We've all heard about how much better compact fluorescent lights (CFL) are over incandescent bulbs for most general lighting tasks. The articles about LED lights are interesting, although there aren't readily available, affordable LED replacements for ordinary lighting purposes. But recently, I've seen some discussion about a new light source that has some interesting features. The Ceravision light contains no mercury (the biggest drawback in compact fluorescents), and is highly efficient in producing light (the biggest drawback with incandescent lights).
Hank Green over at EcoGeek first brought the Ceravision light source to my attention last week. And since then, I've seen some other writers picking up on it as well. The technology behind it is interesting. It is not a new breakthrough so much as it is a development of existing technologies:
"The device doesn't use any fascinating new technology, which is really good news as it can be built from parts already in mass production. It's a new sort of metal halide lamp (a tube of gas inside a lump of a metal oxide.) When the lamp is put in the presence of a microwave emitter (just like the one in your kitchen, but much smaller) a concentrated electric field forms in the tube of gas which promptly turns into plasma. More than 50% of the energy is emitted as light, which is 2x more than ordinary metal halide lamps, and four times more than ordinary fluorescents." -EcoGeek
The company is talking about using it for specialized applications: "The result is a lamp that produces exceptionally high light output and 'collimated' or very focused white light at a much lower cost than current high pressure metal halide sources. Future applications for the lamp are extremely broad, says Ceravision's Chief Scientist, Dr. Robin Devonshire. "It could be used as a replacement for electronic projector lamps, for rear projection TVs and for major industrial lighting sectors such as horticulture and airport networks."
This would be good for spotlights, but not as good for area lighting and general illumination tasks. Of course, there are ways of using this light source to do other lighting tasks, and, if the technology really takes off, there will be all kinds of developments that capitalize on it. But the most likely initial household uses of this are likely to be in projection TVs, rather than in room lighting.
The possibility that immediately comes to my mind is to use this in conjunction with a fiber optic lighting system. Since the light source for a fiber optic bundle only needs to have the light focused onto the end of the fibers, a very directional light would be a good pairing with a fiber optic system. This would also be likely to be used in ceiling installations for directional downlighting. The promised longevity would be another benefit from this system, particularly for inaccessible locations.
The company's hype is a bit overinflated.

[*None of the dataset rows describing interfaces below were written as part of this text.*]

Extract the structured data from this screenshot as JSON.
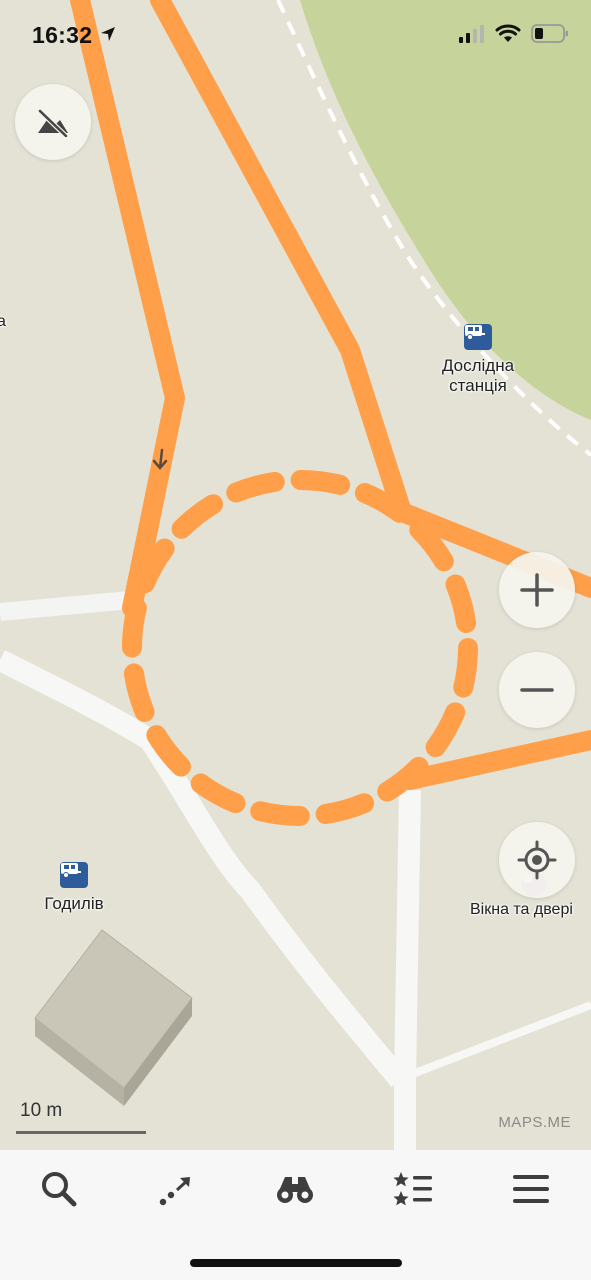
{
  "status_bar": {
    "time": "16:32",
    "location_arrow_icon": "location-arrow-icon",
    "signal_icon": "cellular-signal-icon",
    "wifi_icon": "wifi-icon",
    "battery_icon": "battery-low-icon"
  },
  "map": {
    "colors": {
      "land": "#e4e2d4",
      "park": "#c6d39a",
      "path": "#ff9f4a",
      "road": "#ffffff"
    },
    "pois": [
      {
        "name": "Дослідна\nстанція",
        "icon": "camper-icon"
      },
      {
        "name": "Годилів",
        "icon": "camper-icon"
      },
      {
        "name": "Вікна та двері",
        "icon": "shop-icon"
      }
    ],
    "edge_label_fragment": "а",
    "scale_label": "10 m",
    "watermark": "MAPS.ME"
  },
  "controls": {
    "terrain_icon": "terrain-off-icon",
    "zoom_in_icon": "plus-icon",
    "zoom_out_icon": "minus-icon",
    "locate_icon": "my-location-icon"
  },
  "toolbar": {
    "items": [
      {
        "icon": "search-icon"
      },
      {
        "icon": "route-icon"
      },
      {
        "icon": "binoculars-icon"
      },
      {
        "icon": "bookmarks-icon"
      },
      {
        "icon": "menu-icon"
      }
    ]
  }
}
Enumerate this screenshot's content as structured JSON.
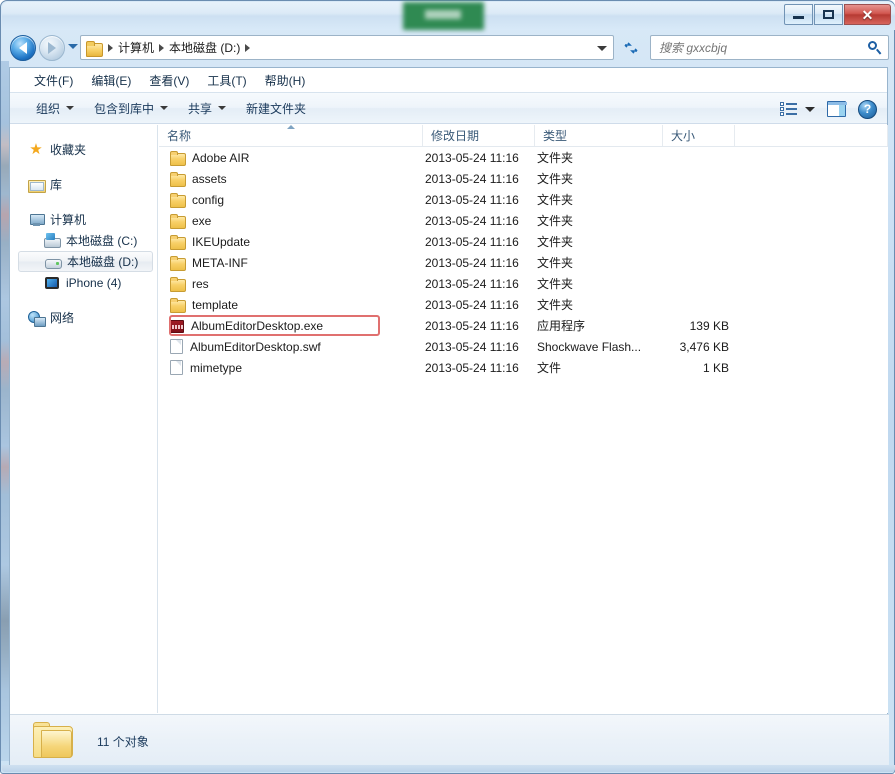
{
  "window": {
    "title_redacted": true,
    "controls": {
      "minimize_label": "—",
      "maximize_label": "□",
      "close_label": "✕"
    }
  },
  "nav": {
    "back_tooltip": "后退",
    "forward_tooltip": "前进",
    "breadcrumbs": [
      "计算机",
      "本地磁盘 (D:)"
    ],
    "refresh_label": "↺"
  },
  "search": {
    "placeholder": "搜索 gxxcbjq",
    "value": ""
  },
  "menubar": {
    "items": [
      {
        "label": "文件(F)"
      },
      {
        "label": "编辑(E)"
      },
      {
        "label": "查看(V)"
      },
      {
        "label": "工具(T)"
      },
      {
        "label": "帮助(H)"
      }
    ]
  },
  "toolbar": {
    "items": [
      {
        "label": "组织",
        "caret": true
      },
      {
        "label": "包含到库中",
        "caret": true
      },
      {
        "label": "共享",
        "caret": true
      },
      {
        "label": "新建文件夹",
        "caret": false
      }
    ],
    "help_label": "?"
  },
  "sidebar": {
    "items": [
      {
        "label": "收藏夹",
        "icon": "star-icon",
        "level": 0,
        "selected": false
      },
      {
        "label": "库",
        "icon": "library-icon",
        "level": 0,
        "selected": false
      },
      {
        "label": "计算机",
        "icon": "computer-icon",
        "level": 0,
        "selected": false
      },
      {
        "label": "本地磁盘 (C:)",
        "icon": "system-drive-icon",
        "level": 1,
        "selected": false
      },
      {
        "label": "本地磁盘 (D:)",
        "icon": "drive-icon",
        "level": 1,
        "selected": true
      },
      {
        "label": "iPhone (4)",
        "icon": "iphone-icon",
        "level": 1,
        "selected": false
      },
      {
        "label": "网络",
        "icon": "network-icon",
        "level": 0,
        "selected": false
      }
    ]
  },
  "file_list": {
    "columns": [
      {
        "key": "name",
        "label": "名称",
        "sorted": true,
        "sort_dir": "asc"
      },
      {
        "key": "date",
        "label": "修改日期",
        "sorted": false
      },
      {
        "key": "type",
        "label": "类型",
        "sorted": false
      },
      {
        "key": "size",
        "label": "大小",
        "sorted": false
      }
    ],
    "rows": [
      {
        "name": "Adobe AIR",
        "date": "2013-05-24 11:16",
        "type": "文件夹",
        "size": "",
        "icon": "folder-icon",
        "highlighted": false
      },
      {
        "name": "assets",
        "date": "2013-05-24 11:16",
        "type": "文件夹",
        "size": "",
        "icon": "folder-icon",
        "highlighted": false
      },
      {
        "name": "config",
        "date": "2013-05-24 11:16",
        "type": "文件夹",
        "size": "",
        "icon": "folder-icon",
        "highlighted": false
      },
      {
        "name": "exe",
        "date": "2013-05-24 11:16",
        "type": "文件夹",
        "size": "",
        "icon": "folder-icon",
        "highlighted": false
      },
      {
        "name": "IKEUpdate",
        "date": "2013-05-24 11:16",
        "type": "文件夹",
        "size": "",
        "icon": "folder-icon",
        "highlighted": false
      },
      {
        "name": "META-INF",
        "date": "2013-05-24 11:16",
        "type": "文件夹",
        "size": "",
        "icon": "folder-icon",
        "highlighted": false
      },
      {
        "name": "res",
        "date": "2013-05-24 11:16",
        "type": "文件夹",
        "size": "",
        "icon": "folder-icon",
        "highlighted": false
      },
      {
        "name": "template",
        "date": "2013-05-24 11:16",
        "type": "文件夹",
        "size": "",
        "icon": "folder-icon",
        "highlighted": false
      },
      {
        "name": "AlbumEditorDesktop.exe",
        "date": "2013-05-24 11:16",
        "type": "应用程序",
        "size": "139 KB",
        "icon": "exe-icon",
        "highlighted": true
      },
      {
        "name": "AlbumEditorDesktop.swf",
        "date": "2013-05-24 11:16",
        "type": "Shockwave Flash...",
        "size": "3,476 KB",
        "icon": "file-icon",
        "highlighted": false
      },
      {
        "name": "mimetype",
        "date": "2013-05-24 11:16",
        "type": "文件",
        "size": "1 KB",
        "icon": "file-icon",
        "highlighted": false
      }
    ]
  },
  "status": {
    "item_count_text": "11 个对象"
  },
  "colors": {
    "accent": "#1b5a96",
    "highlight_red": "#e0706f",
    "folder_yellow": "#f8d068",
    "exe_red": "#a01b24",
    "redaction_green": "#2f8a52",
    "title_text": "#16304a"
  }
}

Their website calls it "The biggest revolution to the lighting industry since the invention of the filament lamp, and even the high power LED." In my view, that's a bit much. All in all, it's an interesting development, but I don't think this is going to be lighting your living room any time soon.